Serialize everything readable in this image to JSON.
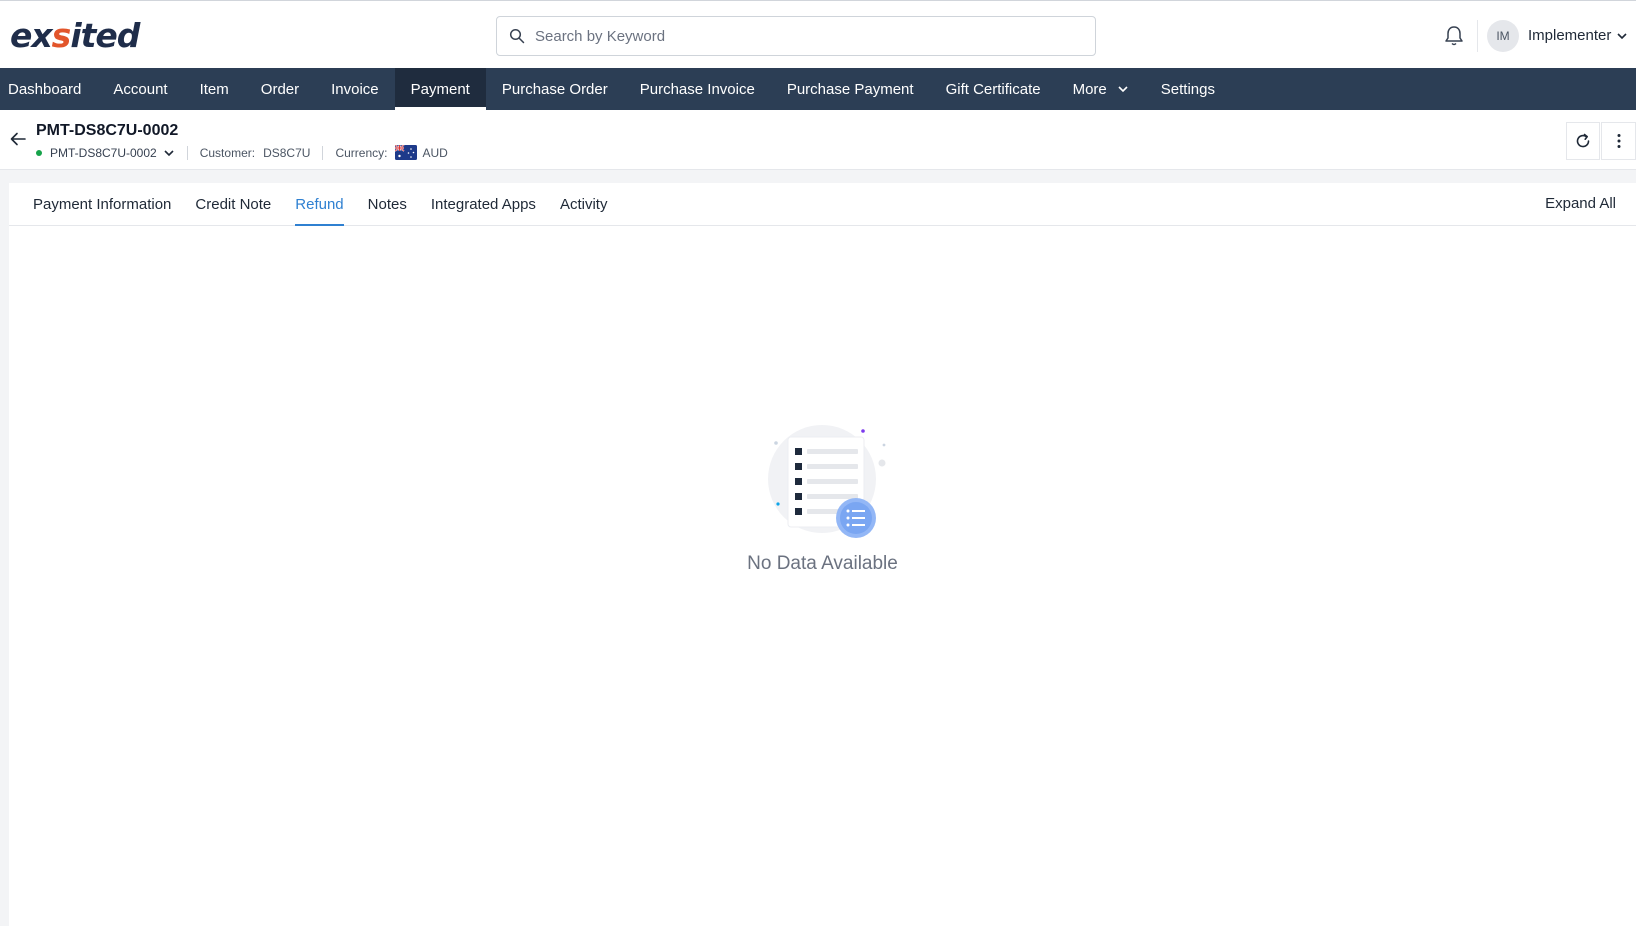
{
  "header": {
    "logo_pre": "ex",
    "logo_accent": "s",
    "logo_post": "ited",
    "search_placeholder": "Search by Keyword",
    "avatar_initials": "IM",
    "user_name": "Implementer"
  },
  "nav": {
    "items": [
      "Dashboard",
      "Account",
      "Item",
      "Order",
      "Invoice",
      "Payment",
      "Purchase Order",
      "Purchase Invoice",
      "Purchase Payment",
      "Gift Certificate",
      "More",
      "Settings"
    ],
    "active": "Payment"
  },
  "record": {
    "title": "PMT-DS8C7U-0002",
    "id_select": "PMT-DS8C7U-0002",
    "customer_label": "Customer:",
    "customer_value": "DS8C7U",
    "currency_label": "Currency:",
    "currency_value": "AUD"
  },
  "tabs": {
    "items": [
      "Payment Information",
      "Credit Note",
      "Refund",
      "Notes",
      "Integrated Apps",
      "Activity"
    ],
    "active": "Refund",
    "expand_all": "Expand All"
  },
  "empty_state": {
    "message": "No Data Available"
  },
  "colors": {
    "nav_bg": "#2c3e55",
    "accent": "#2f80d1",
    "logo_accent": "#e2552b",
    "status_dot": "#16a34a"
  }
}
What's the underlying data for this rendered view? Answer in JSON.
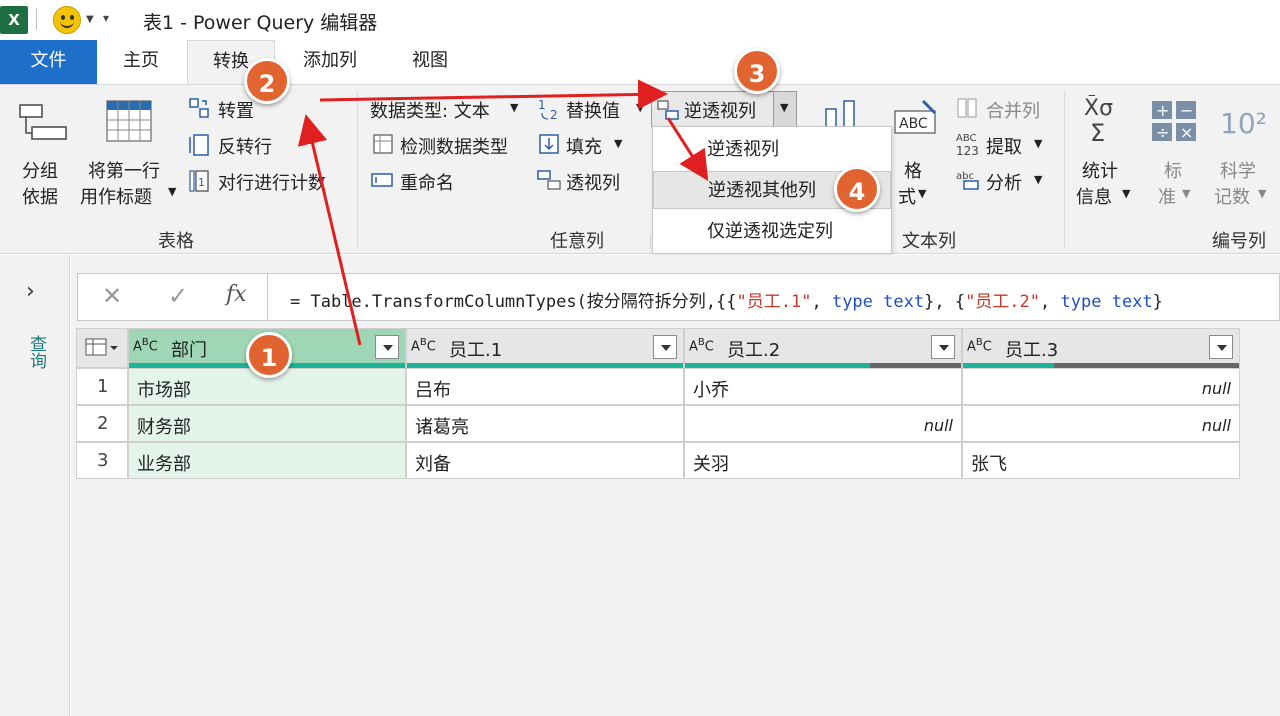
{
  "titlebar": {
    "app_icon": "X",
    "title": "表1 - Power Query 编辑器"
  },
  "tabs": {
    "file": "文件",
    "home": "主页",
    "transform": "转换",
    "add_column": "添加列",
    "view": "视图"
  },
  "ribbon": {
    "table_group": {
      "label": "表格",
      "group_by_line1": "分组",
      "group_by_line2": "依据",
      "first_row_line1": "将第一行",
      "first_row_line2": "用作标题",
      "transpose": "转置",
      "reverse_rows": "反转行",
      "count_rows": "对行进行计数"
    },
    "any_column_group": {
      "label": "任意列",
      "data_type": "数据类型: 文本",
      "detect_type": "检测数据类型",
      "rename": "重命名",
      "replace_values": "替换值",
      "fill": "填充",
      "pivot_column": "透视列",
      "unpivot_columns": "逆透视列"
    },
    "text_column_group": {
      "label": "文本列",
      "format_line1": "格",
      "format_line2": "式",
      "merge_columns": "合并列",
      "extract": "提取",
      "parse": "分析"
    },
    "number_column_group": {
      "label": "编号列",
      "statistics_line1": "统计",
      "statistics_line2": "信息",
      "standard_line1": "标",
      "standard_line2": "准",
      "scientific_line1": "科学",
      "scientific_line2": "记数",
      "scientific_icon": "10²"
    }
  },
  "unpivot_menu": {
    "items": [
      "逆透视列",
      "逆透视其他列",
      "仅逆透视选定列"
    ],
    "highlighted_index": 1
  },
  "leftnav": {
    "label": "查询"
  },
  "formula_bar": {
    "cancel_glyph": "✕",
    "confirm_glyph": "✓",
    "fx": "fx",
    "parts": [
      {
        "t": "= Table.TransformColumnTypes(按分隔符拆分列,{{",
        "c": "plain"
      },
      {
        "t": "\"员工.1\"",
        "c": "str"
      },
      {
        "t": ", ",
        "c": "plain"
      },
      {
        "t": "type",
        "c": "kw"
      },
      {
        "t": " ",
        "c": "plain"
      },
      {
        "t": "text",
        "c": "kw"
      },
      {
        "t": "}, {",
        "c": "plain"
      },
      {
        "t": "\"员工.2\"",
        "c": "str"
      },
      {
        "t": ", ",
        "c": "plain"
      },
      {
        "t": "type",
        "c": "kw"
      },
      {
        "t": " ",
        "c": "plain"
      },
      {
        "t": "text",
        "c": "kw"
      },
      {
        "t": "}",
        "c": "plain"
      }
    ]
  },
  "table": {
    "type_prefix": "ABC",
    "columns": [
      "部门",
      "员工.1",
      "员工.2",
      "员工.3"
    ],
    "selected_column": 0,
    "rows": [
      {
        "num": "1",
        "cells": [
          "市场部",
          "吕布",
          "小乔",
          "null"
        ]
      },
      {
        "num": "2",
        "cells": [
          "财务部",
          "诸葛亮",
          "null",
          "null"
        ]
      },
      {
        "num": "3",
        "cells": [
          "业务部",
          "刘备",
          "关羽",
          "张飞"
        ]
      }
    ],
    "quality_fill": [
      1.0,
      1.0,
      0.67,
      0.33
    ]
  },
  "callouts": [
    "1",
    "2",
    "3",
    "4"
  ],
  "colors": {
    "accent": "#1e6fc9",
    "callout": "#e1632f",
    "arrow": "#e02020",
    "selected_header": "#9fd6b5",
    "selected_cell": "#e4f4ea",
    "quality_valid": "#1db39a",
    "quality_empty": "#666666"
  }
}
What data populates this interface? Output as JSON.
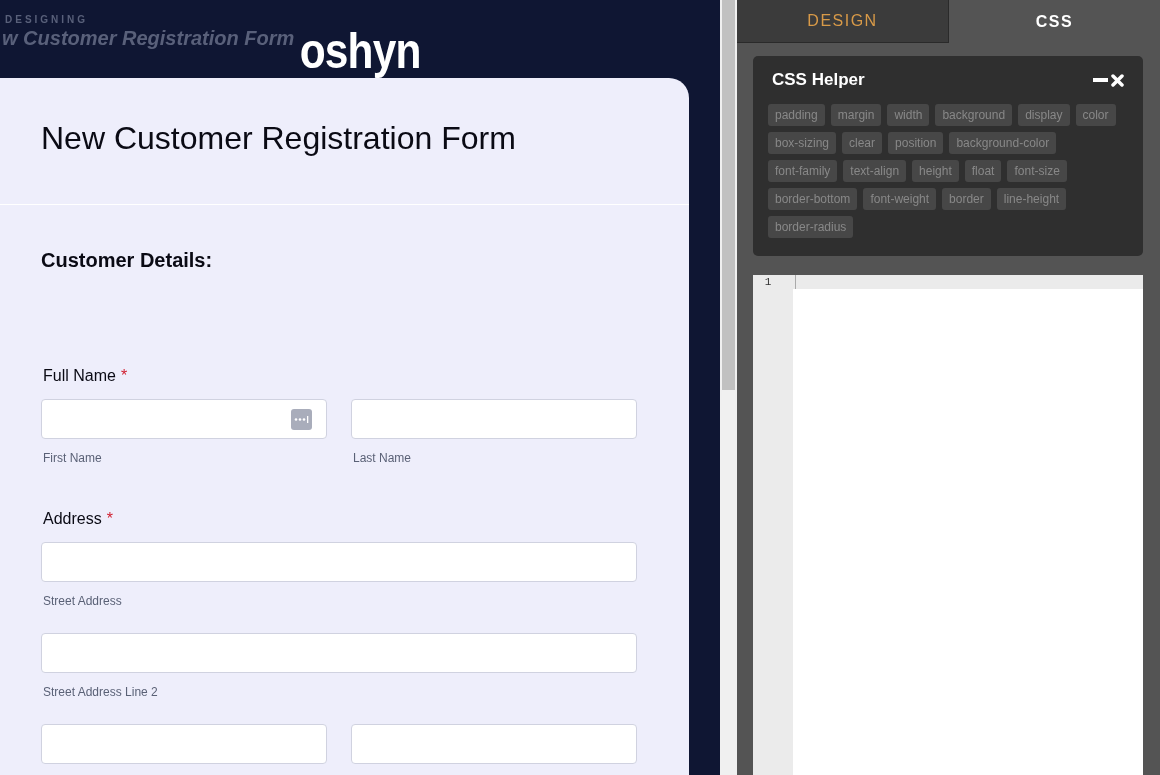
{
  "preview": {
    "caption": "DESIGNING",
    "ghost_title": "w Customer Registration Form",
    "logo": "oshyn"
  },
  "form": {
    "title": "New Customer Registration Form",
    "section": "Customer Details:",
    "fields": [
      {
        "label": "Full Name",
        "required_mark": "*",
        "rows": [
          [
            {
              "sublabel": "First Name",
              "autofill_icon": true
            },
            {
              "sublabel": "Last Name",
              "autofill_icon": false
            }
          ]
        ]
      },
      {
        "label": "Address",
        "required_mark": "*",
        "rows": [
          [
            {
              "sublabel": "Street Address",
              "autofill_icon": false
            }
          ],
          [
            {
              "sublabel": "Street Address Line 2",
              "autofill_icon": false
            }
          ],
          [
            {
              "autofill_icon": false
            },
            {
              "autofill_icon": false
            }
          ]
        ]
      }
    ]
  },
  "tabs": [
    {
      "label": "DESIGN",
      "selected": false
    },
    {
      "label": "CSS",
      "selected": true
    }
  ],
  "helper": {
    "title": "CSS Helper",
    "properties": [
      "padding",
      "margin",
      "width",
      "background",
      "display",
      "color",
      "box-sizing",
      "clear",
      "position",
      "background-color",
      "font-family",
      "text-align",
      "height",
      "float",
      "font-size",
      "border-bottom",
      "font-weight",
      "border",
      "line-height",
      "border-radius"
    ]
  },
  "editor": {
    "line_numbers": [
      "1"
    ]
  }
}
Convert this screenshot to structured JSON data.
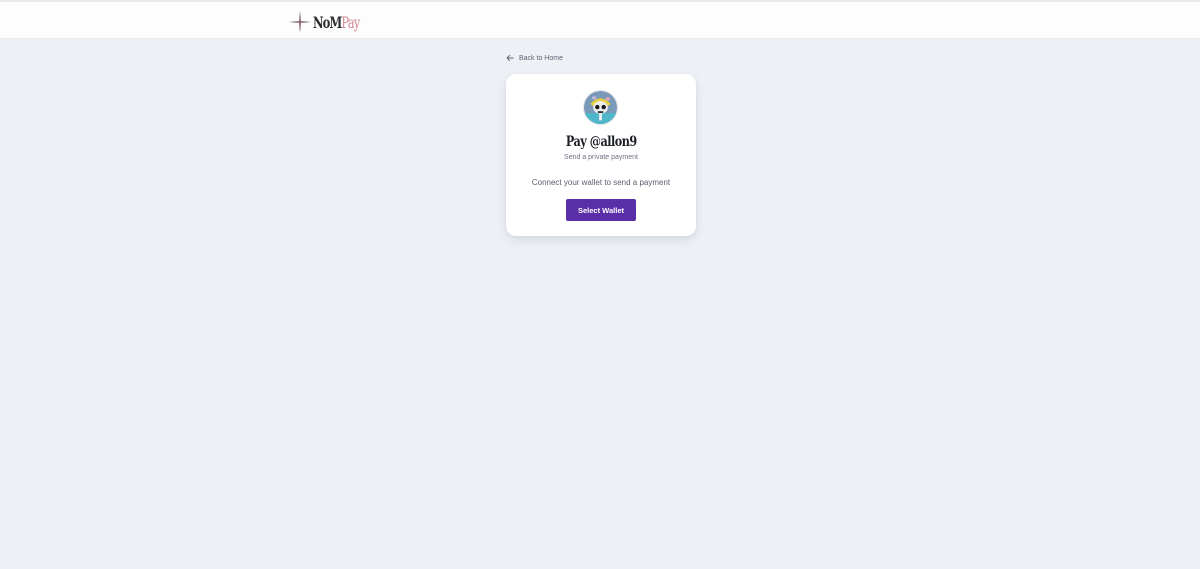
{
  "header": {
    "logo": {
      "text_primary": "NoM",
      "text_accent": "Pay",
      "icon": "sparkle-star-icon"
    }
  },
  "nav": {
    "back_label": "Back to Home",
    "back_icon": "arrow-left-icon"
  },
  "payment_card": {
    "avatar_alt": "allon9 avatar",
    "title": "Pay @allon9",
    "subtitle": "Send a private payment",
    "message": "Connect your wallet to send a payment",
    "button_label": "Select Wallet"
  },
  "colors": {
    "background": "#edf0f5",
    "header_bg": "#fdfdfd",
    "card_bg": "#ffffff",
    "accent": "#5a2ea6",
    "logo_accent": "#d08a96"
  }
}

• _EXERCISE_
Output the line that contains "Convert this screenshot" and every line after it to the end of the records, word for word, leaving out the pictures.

• _RESPONSE AREA_
Convert this screenshot to structured JSON data.
{
  "header": {
    "logo": {
      "text_primary": "NoM",
      "text_accent": "Pay",
      "icon": "sparkle-star-icon"
    }
  },
  "nav": {
    "back_label": "Back to Home",
    "back_icon": "arrow-left-icon"
  },
  "payment_card": {
    "avatar_alt": "allon9 avatar",
    "title": "Pay @allon9",
    "subtitle": "Send a private payment",
    "message": "Connect your wallet to send a payment",
    "button_label": "Select Wallet"
  },
  "colors": {
    "background": "#edf0f5",
    "header_bg": "#fdfdfd",
    "card_bg": "#ffffff",
    "accent": "#5a2ea6",
    "logo_accent": "#d08a96"
  }
}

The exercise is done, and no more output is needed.